Day #1 of a yoga challenge I participated in a little while ago started with a complex yoga pose that challenged the participants’ strength and flexibility. The young women hosting and choreographing the poses were not playing around with silly modified improv shapes. SERIOUS business with this pose called #kukkutasana, or Rooster Pose.
This pose shows up in the Primary Ashtanga Series just past the halfway point of seated poses, so for me that is about 1 hour in to my sequence. Even warmed up, I really struggle with this pose. While I can force my way in to the pose, the goal of yoga is to find the “strength and ease in every pose”, in sanskrit it’s “sthira sukkha asanam”.
I know what I need to do to get to the next level (maintain my daily practice!) MEANWHILE the leaps and bounds of improvement in my yoga practice and physique in general has got me in deep appreciation and awe…. My very first group yoga class in September 2012, touching my toes with straight legs and holding Downward Dog Pose simply were not possible shapes for me. I figured that being in my late-40’s it was too much to imagine that I would ever develop the strength and range-of-motion needed for any yoga practice.
Yoga fascinated me and brought relief to my body from injuries I sustained as a result of my career as a musician sitting for hours a day playing the violin and viola, training year-round for marathon runs, and ocean swim triathalons. Keeping up in yoga class was impossible for me as it took half a minute for my body to find the EASY variation of poses AND the classes I took were led by instructors who announced the next pose by its Sanscrit name. I felt like I needed a college degree to take a 1-hour yoga class!!!
So….I enrolled in a teacher training program at a local yoga studio. I figured I would at least get more one-on-one attention with a smaller group of people in the room. Not so with that particular training, but I did at least have guided reading assignments that brought great clarity to my questions and I began wrapping my brain around the concept of online classes which is where I gained real progress and momentum. My first experience with Ashtanga was in studying the beautiful and strong video presentations by Maria Villella- a few months later, I worked up the nerve to attend one of her Mysore-style classes at YogaWorks on Montana Avenue in Santa Monica.
I am eternally grateful for the sincere, genuine, wholly attentive support of the many teachers I have experienced in my Ashtanga and Iyengar yoga practices. I feel and look younger and stronger than I have ever been my entire life of active sports living. My favorite hashtag that fully describes me is #FitAndFabulousOverFifty!
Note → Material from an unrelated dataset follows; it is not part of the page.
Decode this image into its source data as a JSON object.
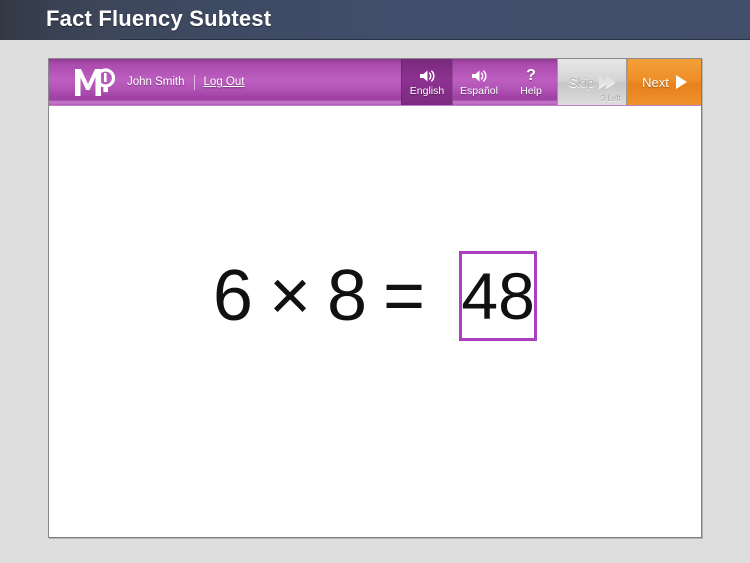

I attribute my health physical-mental-spiritual entirely to the eight limb practice of yoga as one learns it in a formal Ashtanga and Iyengar yoga practice.
There are probably examples of super wonderful and horribly mean teachers in all of the different kinds of yoga schools, but my experience has consistently been such that I have no interest in ever going to another “flow” class. The final bit of annoying behavior amongst those in charge of my first yoga teacher training was in the final written exam- one segment required that we “create a yoga flow class sequence” using the given list of poses. One had to introduce poses in an intelligent way, allowing the class to warm the body before the peak pose. A certain minimum number of poses were required, and poses could be repeated no more than twice. A couple of poses that we never discussed or practiced were on that list, as a joke I suppose amongst the teachers to see which one of us in the training desperately ran out of familiar poses and scrambled for the unknown. I saw that pose, KUKKUTASANA, as a way to bully the students. Maybe it was just a good natured joke. I don’t know. But a year and a half later, as I was assigned that pose in my Ashtanga practice, I realized that the nurturing care of my Ashtanga family allows me to embrace this yoga practice with loving awe and respect, not fear & sarcasm of teenager slapstick humor. And it extends from the yoga mat to all interactions in life- how we interact with strangers, coworkers, family, friends, our pets, etcetera.
Here’s to surrounding ourselves with people who will help us face challenges in our workout routine and inspire us to achieve our goals! Ultimately, this kind of commeraderie raises everyone’s spirits, making for a healthier and happier community in all aspects of life. Be that breath of fresh air.